[SINGAPORE] The US dollar retreated across the board in Asia on Thursday after comments from Federal Reserve boss Janet Yellen on the weak global economy suggested the central bank will not hike interest rates any time soon.
The greenback also sank to late 2014 levels against the yen on the back of a flight to safe investments as markets from Asia to the Americas are buffeted by worries over the global outlook.
Testifying before Congress on Wednesday, Ms Yellen made no explicit comments on the Fed's rate plans but her warning that the US economy faced headwinds from overseas weakness was interpreted as a signal that no increase was in the offing in the immediate future.

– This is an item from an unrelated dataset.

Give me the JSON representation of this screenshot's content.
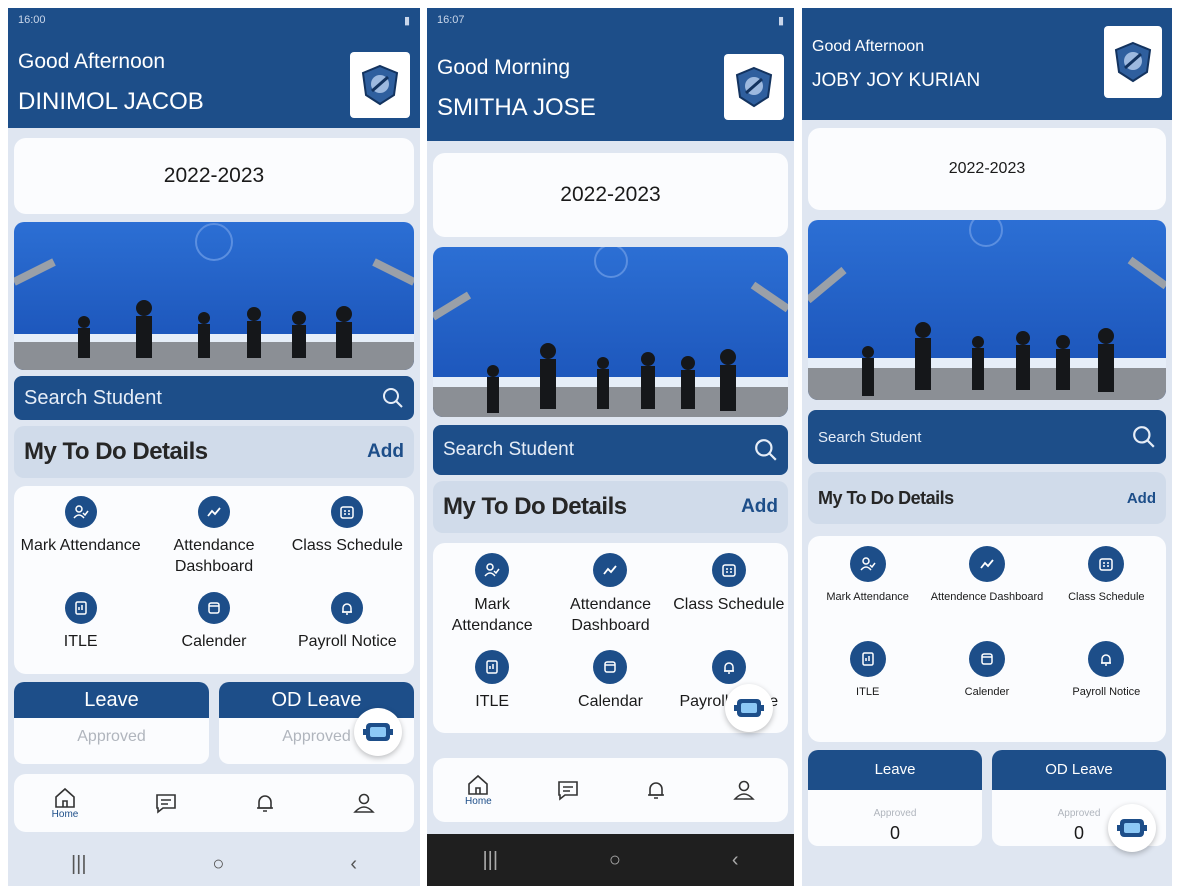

In New York, the dollar fell to 113.40 yen from 115.14 yen the day before.
On Thursday it fell further, to 112.58 yen - its weakest rate since November 2014 after the Bank of Japan's surprise decision to ramp up its vast bond-buying scheme, effectively printing cash, to boost its economy.
The euro rose to US$1.1291 from US$1.1286 but it eased to 127.40 yen from 127.99 yen.
Fed policymakers in December raised interest rates for the first time in more than nine years and there had been speculation that further lifts would follow this year. But the turmoil that has ravaged markets since the start of January has thrown a spanner inthe works.
"The financial markets are absolutely convinced that the US Federal Reserve will not meet their hike cycle projections this year because market volatility and a rather soft patch of US data lately raised the risk of further rate tightening," said Bernard Aw, market strategist at IG Markets Singapore.
DBS Bank said the message from Yellen's remarks is that "the real economy looks OK but risks have risen".
"A Fed hike in March certainly seems off the cards," it added in a market commentary.
A rate increase would tend to encourage investors back to US assets for higher returns, boosting the greenback.
The greenback was also off against several emerging market currencies. The South Korean won added 0.1 per cent, the Indonesian rupiah gained 0.4 per cent and the Thai baht was up 0.3 per cent, while Malaysia's ringgit put on 0.3 per cent.
However, their gains were tempered by concerns about the global outlook, which has seen assets across all classes hammered as traders seek out safer investments such as the yen and gold.